Promoting Diversity Among Evaluators: The Robert Wood Johnson Evaluation Fellows Program
OMG President Gerri Spilka and Rodney Hopson, Hillman Distinguished Professor, Duquesne University, joined forces to launch the new Robert Wood Johnson Evaluation Fellowship program. They talk about their plans for the fellowship, describe their organizations' roles, and explain why diversity matters.
The Robert Wood Johnson Evaluation Fellows Program aims to increase diversity in your profession. Who is the ideal candidate for the program?
R.H.: The program is looking to support emerging professionals from groups historically underrepresented in the research and evaluation disciplines. Although many such people devote their careers to public service, few are aware that evaluation and research offer a challenging way in which they can serve the public good.
G.S.: Fellows will have limited professional experience and training in evaluation and be from a group that has been historically underrepresented in the evaluation field such as individuals from ethnic or racial minority groups, those from low-income communities, and first-generation college graduates.
Why does diversity matter in evaluation and research?
R.H.: Evaluators interpret key information about impact, accountability, and the outcomes of social change programs and policies. Our research guides decision making around concerns as varied as disaster preparedness and education reform. Members of a specific community have a deep understanding of their own community. And when they bring their own perspectives to research about their community, they enhance both the quality of an evaluation and the resulting decision making.
G.S.: OMG's experience teaches us that having people on our teams who reflect the community with which we are working gives us an immediate entree that facilitates an honest and forthright exchange. If, by contrast, the community group we are interviewing sees the members of an evaluation team as outsiders, they tend to tell us what they think we want to hear rather than explain how things truly are.

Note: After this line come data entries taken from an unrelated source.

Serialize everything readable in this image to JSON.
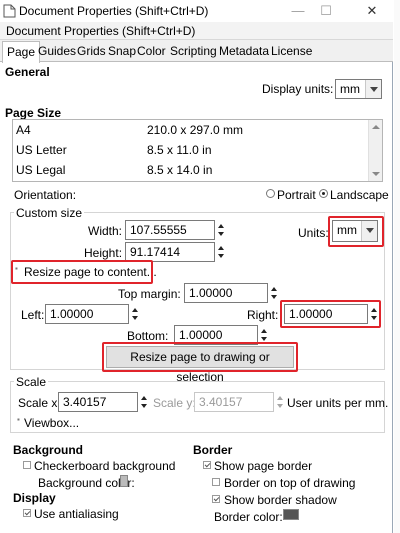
{
  "window": {
    "title": "Document Properties (Shift+Ctrl+D)",
    "subtitle": "Document Properties (Shift+Ctrl+D)",
    "minimize": "—",
    "maximize": "☐",
    "close": "✕"
  },
  "tabs": [
    "Page",
    "Guides",
    "Grids",
    "Snap",
    "Color",
    "Scripting",
    "Metadata",
    "License"
  ],
  "general": {
    "heading": "General",
    "display_units_label": "Display units:",
    "display_units_value": "mm"
  },
  "page_size": {
    "heading": "Page Size",
    "rows": [
      {
        "name": "A4",
        "size": "210.0 x 297.0 mm"
      },
      {
        "name": "US Letter",
        "size": "8.5 x 11.0 in"
      },
      {
        "name": "US Legal",
        "size": "8.5 x 14.0 in"
      }
    ],
    "orientation_label": "Orientation:",
    "portrait": "Portrait",
    "landscape": "Landscape"
  },
  "custom_size": {
    "legend": "Custom size",
    "width_label": "Width:",
    "width_value": "107.55555",
    "height_label": "Height:",
    "height_value": "91.17414",
    "units_label": "Units:",
    "units_value": "mm",
    "resize_expander": "Resize page to content...",
    "top_margin_label": "Top margin:",
    "top_margin_value": "1.00000",
    "left_label": "Left:",
    "left_value": "1.00000",
    "right_label": "Right:",
    "right_value": "1.00000",
    "bottom_label": "Bottom:",
    "bottom_value": "1.00000",
    "resize_button": "Resize page to drawing or selection"
  },
  "scale": {
    "legend": "Scale",
    "scale_x_label": "Scale x:",
    "scale_x_value": "3.40157",
    "scale_y_label": "Scale y:",
    "scale_y_value": "3.40157",
    "units_text": "User units per mm.",
    "viewbox": "Viewbox..."
  },
  "background": {
    "heading": "Background",
    "checkerboard": "Checkerboard background",
    "color_label": "Background color:"
  },
  "border": {
    "heading": "Border",
    "show_border": "Show page border",
    "on_top": "Border on top of drawing",
    "shadow": "Show border shadow",
    "color_label": "Border color:"
  },
  "display": {
    "heading": "Display",
    "antialiasing": "Use antialiasing"
  },
  "colors": {
    "highlight": "#e0242b",
    "border_swatch": "#555555",
    "background_swatch": "#bbbbbb"
  }
}
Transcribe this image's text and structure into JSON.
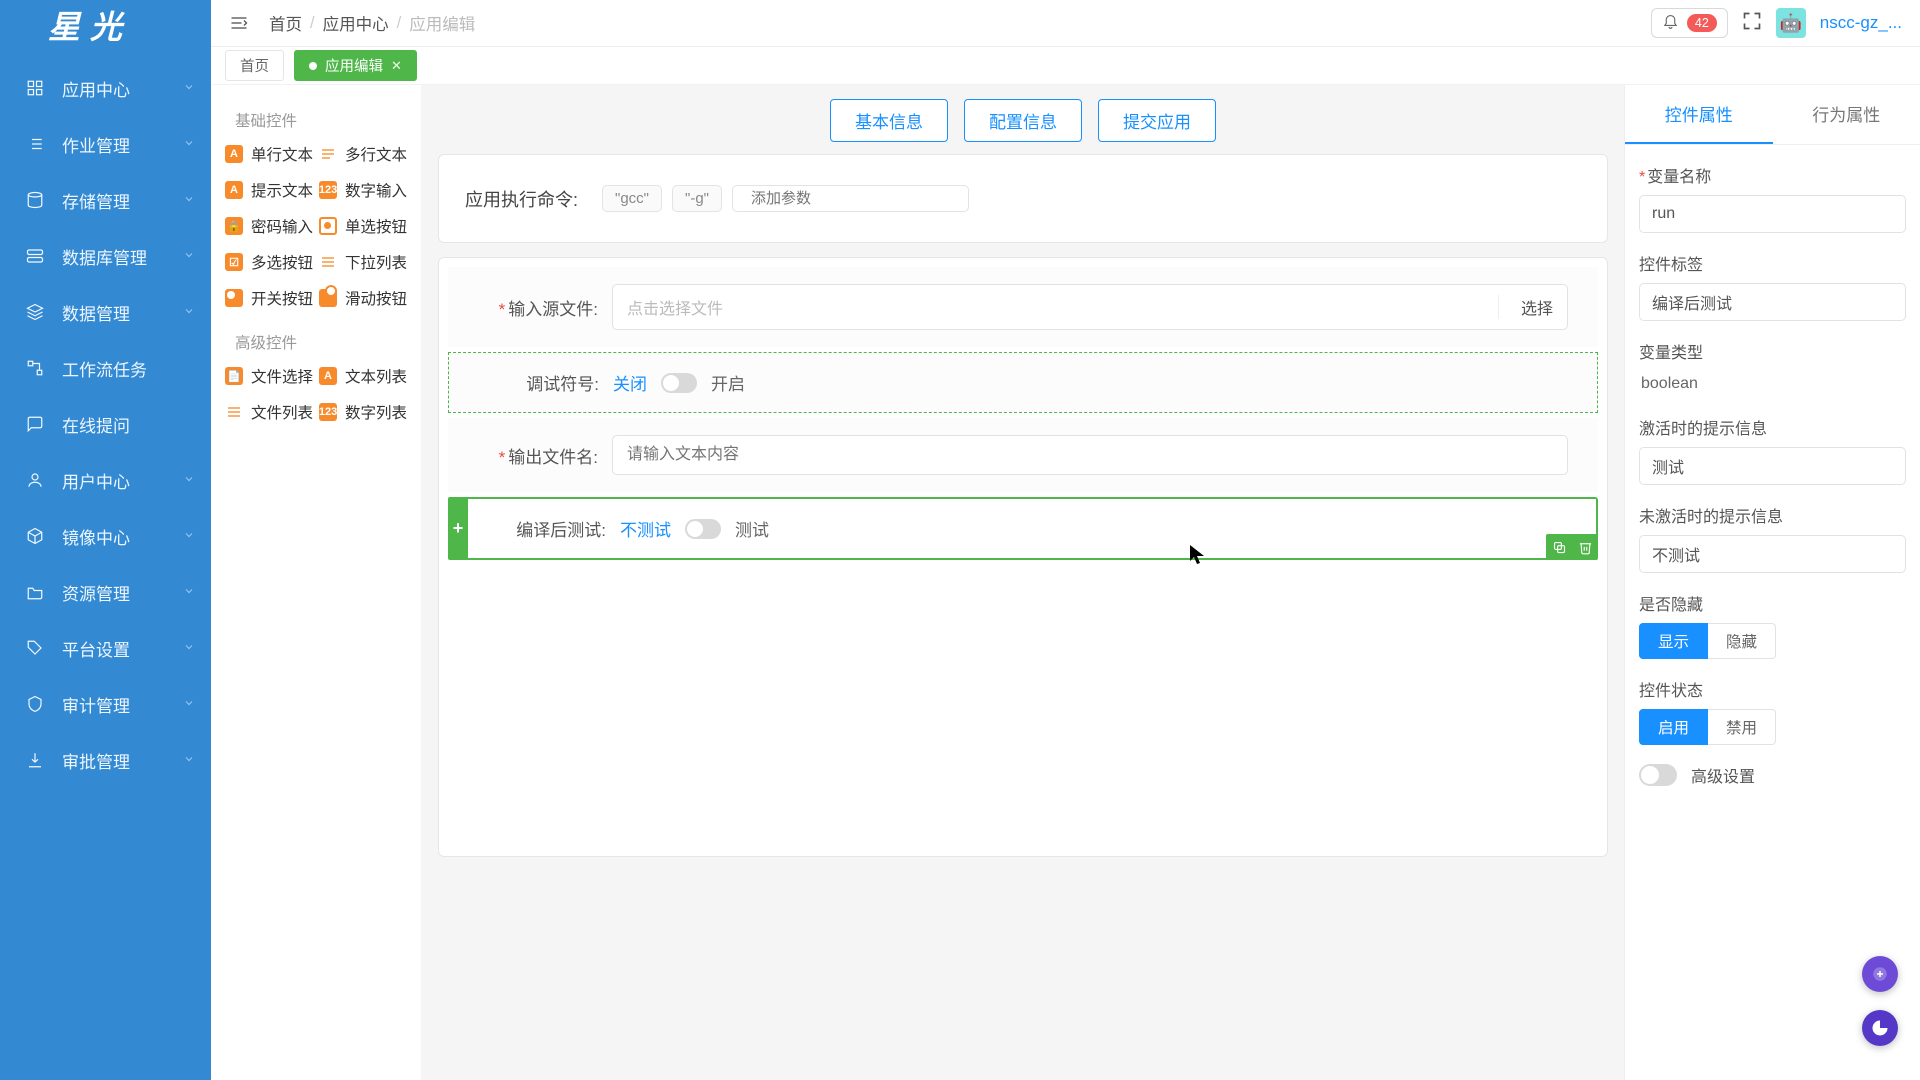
{
  "logo": "星光",
  "nav": [
    {
      "label": "应用中心"
    },
    {
      "label": "作业管理"
    },
    {
      "label": "存储管理"
    },
    {
      "label": "数据库管理"
    },
    {
      "label": "数据管理"
    },
    {
      "label": "工作流任务"
    },
    {
      "label": "在线提问"
    },
    {
      "label": "用户中心"
    },
    {
      "label": "镜像中心"
    },
    {
      "label": "资源管理"
    },
    {
      "label": "平台设置"
    },
    {
      "label": "审计管理"
    },
    {
      "label": "审批管理"
    }
  ],
  "breadcrumb": {
    "home": "首页",
    "mid": "应用中心",
    "cur": "应用编辑"
  },
  "notif_count": "42",
  "username": "nscc-gz_...",
  "page_tabs": [
    {
      "label": "首页"
    },
    {
      "label": "应用编辑",
      "active": true
    }
  ],
  "palette": {
    "section_basic": "基础控件",
    "section_advanced": "高级控件",
    "basic": [
      {
        "label": "单行文本"
      },
      {
        "label": "多行文本"
      },
      {
        "label": "提示文本"
      },
      {
        "label": "数字输入"
      },
      {
        "label": "密码输入"
      },
      {
        "label": "单选按钮"
      },
      {
        "label": "多选按钮"
      },
      {
        "label": "下拉列表"
      },
      {
        "label": "开关按钮"
      },
      {
        "label": "滑动按钮"
      }
    ],
    "advanced": [
      {
        "label": "文件选择"
      },
      {
        "label": "文本列表"
      },
      {
        "label": "文件列表"
      },
      {
        "label": "数字列表"
      }
    ]
  },
  "top_tabs": [
    "基本信息",
    "配置信息",
    "提交应用"
  ],
  "cmd": {
    "label": "应用执行命令:",
    "chips": [
      "\"gcc\"",
      "\"-g\""
    ],
    "placeholder": "添加参数"
  },
  "form": {
    "input_source": {
      "label": "输入源文件:",
      "placeholder": "点击选择文件",
      "select": "选择"
    },
    "debug": {
      "label": "调试符号:",
      "off": "关闭",
      "on": "开启"
    },
    "output": {
      "label": "输出文件名:",
      "placeholder": "请输入文本内容"
    },
    "compile_test": {
      "label": "编译后测试:",
      "off": "不测试",
      "on": "测试"
    }
  },
  "props": {
    "tabs": [
      "控件属性",
      "行为属性"
    ],
    "var_name": {
      "label": "变量名称",
      "value": "run"
    },
    "widget_label": {
      "label": "控件标签",
      "value": "编译后测试"
    },
    "var_type": {
      "label": "变量类型",
      "value": "boolean"
    },
    "active_hint": {
      "label": "激活时的提示信息",
      "value": "测试"
    },
    "inactive_hint": {
      "label": "未激活时的提示信息",
      "value": "不测试"
    },
    "hidden": {
      "label": "是否隐藏",
      "options": [
        "显示",
        "隐藏"
      ]
    },
    "state": {
      "label": "控件状态",
      "options": [
        "启用",
        "禁用"
      ]
    },
    "advanced": "高级设置"
  }
}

You didn't know one another when the Robert Wood Johnson Foundation first encouraged the OMG Center and Duquesne University to jointly develop the program. How did your partnership come about?
G.S.: It was an arranged marriage. OMG and Duquesne independently submitted ideas for a diversity fellowship program to Debra Joy Perez, Senior Program Officer at RWJF. She contacted us separately and asked if we would be interested in working as partners on a program.
R.H.: Gerri and I met in her offices in Philadelphia in June of 2007. She was with a team, I brought recent interns and advisors, and we spent three hours working and bouncing ideas around about program possibilities. It was a very encouraging meeting! I knew we could pull this off and we shared similar values about the effort.
How are the fellowships structured?
R.H.: The program has two twelve-month tracks: one for emerging professionals who have completed a relevant Masters and/or Ph.D. program; and another for working people in service-oriented careers who are interested in being trained or "retooled" as an evaluator.
G.S.: Fellows with established careers will “retool” with training during the fellowship year while remaining in their current position. Post graduates will be placed in a fulltime job with a nonprofit, foundation, or evaluation and research organization that has an established evaluation and research unit. We'll begin with the post-graduate fellowships. In the second year, we'll add the mid-career fellowship program.
What role does each of your organizations play?
G.S.: Rodney and I will each co-direct the project and work together on all aspects. But OMG will serve as the lead with the retooling professional fellows, and with finding placements for the post-graduate fellows.
R.H.: Duquesne will take the lead on the recruitment, selection, and training of the post-graduate fellows and assist in building the advisory and mentoring support mechanisms during their fellowship year.
You are evaluators. How will you measure the Robert Wood Johnson Evaluation Fellowship program's success?
G.S.: First and foremost, we'll look to see if the program results in an evaluation field with more people from diverse backgrounds.
R.H.: Then, we hope to see former fellows become leaders and mentors to the next generation of evaluators, and we hope to build sustainable linkages between partners, agencies, and fellows alike. This program also expects its fellows to improve evaluation quality.